**Task directions:**
From the entries, return every line where the string "mode" shows up.

Interface dataset entries
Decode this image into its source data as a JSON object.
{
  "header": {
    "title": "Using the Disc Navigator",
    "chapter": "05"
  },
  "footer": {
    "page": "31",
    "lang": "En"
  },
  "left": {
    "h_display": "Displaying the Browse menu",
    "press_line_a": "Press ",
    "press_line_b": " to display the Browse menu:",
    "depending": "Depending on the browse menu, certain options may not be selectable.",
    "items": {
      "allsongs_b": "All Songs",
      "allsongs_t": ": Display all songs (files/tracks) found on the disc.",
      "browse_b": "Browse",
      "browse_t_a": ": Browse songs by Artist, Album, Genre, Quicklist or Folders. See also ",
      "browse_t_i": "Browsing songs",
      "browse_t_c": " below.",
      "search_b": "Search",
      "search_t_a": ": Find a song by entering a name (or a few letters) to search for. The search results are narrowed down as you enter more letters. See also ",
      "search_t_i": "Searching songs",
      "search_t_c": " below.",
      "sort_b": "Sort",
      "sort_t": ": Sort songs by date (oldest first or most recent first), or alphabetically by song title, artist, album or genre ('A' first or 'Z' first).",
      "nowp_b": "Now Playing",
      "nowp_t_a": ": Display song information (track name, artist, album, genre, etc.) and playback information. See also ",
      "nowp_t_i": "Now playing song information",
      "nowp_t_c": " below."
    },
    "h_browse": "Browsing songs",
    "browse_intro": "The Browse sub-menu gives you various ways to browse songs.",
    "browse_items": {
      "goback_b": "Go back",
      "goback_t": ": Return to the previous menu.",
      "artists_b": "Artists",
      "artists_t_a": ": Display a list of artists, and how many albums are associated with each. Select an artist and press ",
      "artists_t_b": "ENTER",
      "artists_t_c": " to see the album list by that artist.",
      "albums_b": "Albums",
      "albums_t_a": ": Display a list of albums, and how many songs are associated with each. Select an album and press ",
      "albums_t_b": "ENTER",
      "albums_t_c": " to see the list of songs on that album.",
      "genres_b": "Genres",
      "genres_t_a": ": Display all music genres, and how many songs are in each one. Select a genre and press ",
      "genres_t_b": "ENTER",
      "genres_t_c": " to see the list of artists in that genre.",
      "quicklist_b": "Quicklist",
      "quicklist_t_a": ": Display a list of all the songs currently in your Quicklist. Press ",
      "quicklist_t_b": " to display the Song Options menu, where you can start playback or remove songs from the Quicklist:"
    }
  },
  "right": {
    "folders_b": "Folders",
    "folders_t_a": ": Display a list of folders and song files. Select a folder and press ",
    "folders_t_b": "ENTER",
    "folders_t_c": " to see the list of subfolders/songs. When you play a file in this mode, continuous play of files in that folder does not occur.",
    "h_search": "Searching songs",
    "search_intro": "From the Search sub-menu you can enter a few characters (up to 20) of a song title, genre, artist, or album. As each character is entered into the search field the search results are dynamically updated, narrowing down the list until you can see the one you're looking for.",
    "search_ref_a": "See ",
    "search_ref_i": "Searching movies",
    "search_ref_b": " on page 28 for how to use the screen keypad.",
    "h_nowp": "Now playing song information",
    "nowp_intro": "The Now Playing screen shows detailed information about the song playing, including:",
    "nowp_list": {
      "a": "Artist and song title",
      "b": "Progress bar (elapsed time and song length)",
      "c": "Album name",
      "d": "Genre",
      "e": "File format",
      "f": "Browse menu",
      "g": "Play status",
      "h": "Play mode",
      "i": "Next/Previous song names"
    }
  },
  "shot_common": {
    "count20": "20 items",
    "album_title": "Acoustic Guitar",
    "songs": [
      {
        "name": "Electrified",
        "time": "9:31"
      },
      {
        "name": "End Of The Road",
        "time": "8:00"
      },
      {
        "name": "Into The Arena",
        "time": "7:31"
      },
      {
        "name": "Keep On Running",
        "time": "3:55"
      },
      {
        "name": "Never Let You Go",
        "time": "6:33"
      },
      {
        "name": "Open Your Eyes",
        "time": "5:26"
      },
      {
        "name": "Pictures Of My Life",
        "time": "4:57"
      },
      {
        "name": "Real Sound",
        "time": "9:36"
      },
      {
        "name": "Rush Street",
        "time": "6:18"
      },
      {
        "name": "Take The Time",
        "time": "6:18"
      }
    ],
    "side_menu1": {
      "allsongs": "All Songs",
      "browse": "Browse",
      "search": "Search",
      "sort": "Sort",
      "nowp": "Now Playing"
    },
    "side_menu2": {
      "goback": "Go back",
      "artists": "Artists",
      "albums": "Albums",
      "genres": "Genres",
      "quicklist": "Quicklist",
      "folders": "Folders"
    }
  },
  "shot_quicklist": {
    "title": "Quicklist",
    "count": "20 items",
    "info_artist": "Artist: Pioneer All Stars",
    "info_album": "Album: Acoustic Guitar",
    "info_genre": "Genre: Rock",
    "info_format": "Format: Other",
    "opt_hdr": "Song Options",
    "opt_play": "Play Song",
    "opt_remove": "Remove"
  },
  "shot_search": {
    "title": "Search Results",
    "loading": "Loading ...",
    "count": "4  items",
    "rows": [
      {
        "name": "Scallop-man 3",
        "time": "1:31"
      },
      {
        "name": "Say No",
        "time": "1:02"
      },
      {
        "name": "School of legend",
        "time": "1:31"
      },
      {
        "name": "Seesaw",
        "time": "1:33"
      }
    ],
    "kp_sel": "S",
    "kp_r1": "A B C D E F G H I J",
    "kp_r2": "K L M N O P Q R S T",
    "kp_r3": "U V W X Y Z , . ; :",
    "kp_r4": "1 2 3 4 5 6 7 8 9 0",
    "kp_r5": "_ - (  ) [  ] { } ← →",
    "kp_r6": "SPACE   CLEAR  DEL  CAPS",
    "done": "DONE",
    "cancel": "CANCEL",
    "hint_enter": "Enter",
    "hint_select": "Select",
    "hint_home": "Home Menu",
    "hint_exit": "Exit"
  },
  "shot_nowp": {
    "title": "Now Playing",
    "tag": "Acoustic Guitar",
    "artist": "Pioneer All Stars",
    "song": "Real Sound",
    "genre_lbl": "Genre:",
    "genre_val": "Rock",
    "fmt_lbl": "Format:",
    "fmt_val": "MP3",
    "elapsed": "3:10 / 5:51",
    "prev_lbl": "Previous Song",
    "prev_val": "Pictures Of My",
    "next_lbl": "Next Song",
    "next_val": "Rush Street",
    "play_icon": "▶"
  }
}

**Response box:**
    "folders_t_c": " to see the list of subfolders/songs. When you play a file in this mode, continuous play of files in that folder does not occur.",
      "h": "Play mode",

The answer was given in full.